Is the Keystone XL project dead? Not at all — it’s just the end of round one. President Obama’s recent statement still leaves the door open for a pipeline to be built from Canada to the Gulf to transport oil extracted from tar sands. The original proposal for the Keystone XL pipeline proposed moving oil through six states across part of the all-important Ogallala aquifer which provides ground water for 27% of all the irrigated land in the US as well as drinking water for 82% of residents who live within its borders. TransCanada has an alternative plan to route the pipeline around the aquifer. In addition, a domestic pipeline to carry surplus oil from Oklahoma to refineries in Texas is also under consideration. This could provide a portion that could later be expanded to Canada. An estimated 175 billion barrels of oil could be recovered from tar sand resources known to exist in Western Canada, second only to the resources in Saudi Arabia. Although Canadian crude from tar sands (we already get oil from wells in Canada) would help stabilize sources of oil for the US, there is concern about developing these resources at all. Some, such as climatologist James Hansen, believe it would be “game over” for control of global warming. So, is the Keystone XL pipeline a good or bad idea?
First, what are tar sands and how do they provide oil? Tar sands are deposits containing clay, sand, water, and a viscous oily substance called ‘bitumen’. They are too thick to pump and are mostly extracted by open-pit mining, although less destructive techniques are being tried. After extraction, the bitumen needs to be separated from the other materials by adding hot water. It is then thinned with lighter hydrocarbons or water so that it can flow through pipelines. Each barrel of oil produced requires over two tons of tar sands, along with considerable energy and several barrels of water. Until recently, the costs of extraction were too high to make this economically feasible.
What are the cons of mining tars sands and of Keystone XL?
- It takes a lot of energy to extract oil from tar sands (but there is a net gain)
- It takes a lot of water to extract the oil (some can be recycled)
- Three times the amount of carbon dioxide is produced as by conventional methods.
- Toxic waste threatens local nearby residents and wildlife (the death of birds in tailings ponds is being addressed)
- Habitat destruction (there are efforts to reclaim mined areas but so far the amount is very small as this is expensive, slow, and difficult)
- Air and water pollution at the sites of extraction and refining, and anywhere a leak occurs (efforts are being made to reduce pollution, and reduce the chance of oil spills).
- Large effect on global warming

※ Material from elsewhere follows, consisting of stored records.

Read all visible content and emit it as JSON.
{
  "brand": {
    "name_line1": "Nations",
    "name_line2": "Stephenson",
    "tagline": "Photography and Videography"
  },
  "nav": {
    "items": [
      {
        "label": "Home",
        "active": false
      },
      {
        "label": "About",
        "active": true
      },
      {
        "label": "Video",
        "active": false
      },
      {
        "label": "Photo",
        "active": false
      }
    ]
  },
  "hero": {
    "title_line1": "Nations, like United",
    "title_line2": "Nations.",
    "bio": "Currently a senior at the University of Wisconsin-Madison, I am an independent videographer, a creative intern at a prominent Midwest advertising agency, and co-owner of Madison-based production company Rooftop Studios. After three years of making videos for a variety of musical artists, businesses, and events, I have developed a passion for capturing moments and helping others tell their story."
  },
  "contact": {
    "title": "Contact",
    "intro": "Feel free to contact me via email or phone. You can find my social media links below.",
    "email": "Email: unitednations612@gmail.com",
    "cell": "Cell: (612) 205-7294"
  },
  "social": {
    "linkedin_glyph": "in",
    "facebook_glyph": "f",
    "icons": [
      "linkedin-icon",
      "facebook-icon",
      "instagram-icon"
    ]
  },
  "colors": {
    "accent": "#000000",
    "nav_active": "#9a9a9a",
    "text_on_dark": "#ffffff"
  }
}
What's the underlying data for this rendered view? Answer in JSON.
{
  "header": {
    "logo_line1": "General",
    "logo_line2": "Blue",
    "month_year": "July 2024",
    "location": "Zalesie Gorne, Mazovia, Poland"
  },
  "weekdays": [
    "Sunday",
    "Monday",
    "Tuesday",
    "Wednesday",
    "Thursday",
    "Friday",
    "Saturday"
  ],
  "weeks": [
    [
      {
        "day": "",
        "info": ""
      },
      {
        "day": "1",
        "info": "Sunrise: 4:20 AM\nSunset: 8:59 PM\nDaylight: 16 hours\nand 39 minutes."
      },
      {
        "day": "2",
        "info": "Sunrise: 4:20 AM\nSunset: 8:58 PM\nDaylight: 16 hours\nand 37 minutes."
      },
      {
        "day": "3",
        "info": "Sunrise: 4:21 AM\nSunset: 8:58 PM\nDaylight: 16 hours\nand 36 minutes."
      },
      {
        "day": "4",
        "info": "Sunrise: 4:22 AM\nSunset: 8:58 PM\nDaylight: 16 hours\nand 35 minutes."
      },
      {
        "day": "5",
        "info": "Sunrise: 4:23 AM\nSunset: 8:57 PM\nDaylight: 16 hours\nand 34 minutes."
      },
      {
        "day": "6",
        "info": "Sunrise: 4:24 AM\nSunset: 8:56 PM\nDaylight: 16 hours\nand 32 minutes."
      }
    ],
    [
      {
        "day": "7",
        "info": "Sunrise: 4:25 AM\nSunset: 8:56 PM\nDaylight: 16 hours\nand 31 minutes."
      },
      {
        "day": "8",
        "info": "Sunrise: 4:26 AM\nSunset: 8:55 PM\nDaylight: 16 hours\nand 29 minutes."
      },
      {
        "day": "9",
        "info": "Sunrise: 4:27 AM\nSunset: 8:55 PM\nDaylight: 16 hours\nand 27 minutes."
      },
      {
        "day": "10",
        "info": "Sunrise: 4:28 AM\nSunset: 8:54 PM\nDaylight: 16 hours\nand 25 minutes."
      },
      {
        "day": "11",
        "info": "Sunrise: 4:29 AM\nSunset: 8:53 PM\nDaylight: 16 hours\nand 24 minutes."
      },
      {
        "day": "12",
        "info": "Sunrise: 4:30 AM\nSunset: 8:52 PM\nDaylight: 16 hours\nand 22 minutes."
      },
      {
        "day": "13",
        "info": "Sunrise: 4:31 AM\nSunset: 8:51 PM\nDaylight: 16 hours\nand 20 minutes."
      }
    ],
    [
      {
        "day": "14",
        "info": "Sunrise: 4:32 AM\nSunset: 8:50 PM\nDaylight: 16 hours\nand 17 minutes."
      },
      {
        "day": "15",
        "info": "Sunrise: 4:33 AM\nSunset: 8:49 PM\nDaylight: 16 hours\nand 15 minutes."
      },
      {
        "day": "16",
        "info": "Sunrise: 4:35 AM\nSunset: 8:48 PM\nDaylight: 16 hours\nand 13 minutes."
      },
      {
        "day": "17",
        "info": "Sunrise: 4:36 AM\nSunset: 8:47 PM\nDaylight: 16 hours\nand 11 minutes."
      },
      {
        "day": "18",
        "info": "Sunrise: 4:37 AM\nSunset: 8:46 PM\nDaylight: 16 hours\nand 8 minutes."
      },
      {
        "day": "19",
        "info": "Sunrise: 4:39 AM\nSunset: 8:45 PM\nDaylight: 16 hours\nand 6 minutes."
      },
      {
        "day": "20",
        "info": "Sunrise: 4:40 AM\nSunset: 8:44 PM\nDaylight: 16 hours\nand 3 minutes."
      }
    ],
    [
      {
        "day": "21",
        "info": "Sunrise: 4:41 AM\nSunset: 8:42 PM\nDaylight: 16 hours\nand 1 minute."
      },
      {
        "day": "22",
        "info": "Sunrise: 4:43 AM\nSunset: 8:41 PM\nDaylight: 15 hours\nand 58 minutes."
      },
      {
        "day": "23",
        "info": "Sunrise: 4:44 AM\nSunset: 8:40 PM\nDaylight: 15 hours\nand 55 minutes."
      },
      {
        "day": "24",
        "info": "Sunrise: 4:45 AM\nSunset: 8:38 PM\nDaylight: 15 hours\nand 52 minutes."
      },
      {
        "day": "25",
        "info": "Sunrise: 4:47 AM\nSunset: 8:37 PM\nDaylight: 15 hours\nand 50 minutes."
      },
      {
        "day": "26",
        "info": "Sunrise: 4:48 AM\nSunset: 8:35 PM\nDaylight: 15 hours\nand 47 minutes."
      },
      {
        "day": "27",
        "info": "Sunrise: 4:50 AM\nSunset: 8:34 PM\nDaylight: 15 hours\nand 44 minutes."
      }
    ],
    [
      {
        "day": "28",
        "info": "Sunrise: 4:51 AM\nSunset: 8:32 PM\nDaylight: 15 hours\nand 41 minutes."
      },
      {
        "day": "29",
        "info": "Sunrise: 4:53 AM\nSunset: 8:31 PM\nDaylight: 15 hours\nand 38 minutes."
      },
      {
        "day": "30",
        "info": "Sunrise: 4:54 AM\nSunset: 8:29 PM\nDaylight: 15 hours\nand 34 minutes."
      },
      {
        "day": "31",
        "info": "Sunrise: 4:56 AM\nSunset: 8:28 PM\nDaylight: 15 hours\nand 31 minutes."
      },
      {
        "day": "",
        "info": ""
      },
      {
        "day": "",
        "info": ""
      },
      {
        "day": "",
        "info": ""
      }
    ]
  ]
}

- Possible contamination of the Ogallala aquifer from oil spills (the US would bear the environmental risk for oil that may be largely exported).
What are the pros?
- Profit for oil companies and their shareholders
- Increased supply of oil (this may decrease the incentives to develop renewable sources of energy and will certainly slow down progress in reducing human contributions to global warming.
- Job creation (almost all jobs due to the pipeline would be temporary and the number would be relatively small. TransCanada estimated 20,000 job years but counted one person employed for two years as two jobs. The Cornell University Global Labor Institute estimated many fewer jobs, and that most would be created outside of the US.)
- Keeping benefits here. If we don’t allow the pipeline to be built, TransCanada will try to build one to the Pacific and send the oil to China (There is considerable opposition in Canada to building a pipeline from Alberta to the coast. Fifty-five of Canada’s native tribes signed a declaration rejecting this in 2010, although they are being wooed by the oil interests).
Maybe the question we need to ask is “what is the right thing to do?” Regardless of what the US does, the Canadian tar sands may still be mined until alternatives are less expensive. So if something with serious environmental consequences might have benefits for us (even if they are short-term and limited), should we do it anyway to prevent someone else from getting those benefits, or because we think we can apply better pollution controls? If we work hard to make renewable energy an affordable reality, will other countries eventually follow and reduce their reliance on ‘dirty’ and environmentally-destructive sources of energy? What is in our long-term best interest?
To learn more about the Keystone XL project, please come to the next Sustainability Dialog and watch the film “Pipe Dreams”. The film will be shown on Monday, February 6 at 7pm in Room 101 of the Hahn Building, 420 N. Yale Ave.
Demystifying Sustainability is an initiative of Sustainable Claremont (sustainableclaremont.org).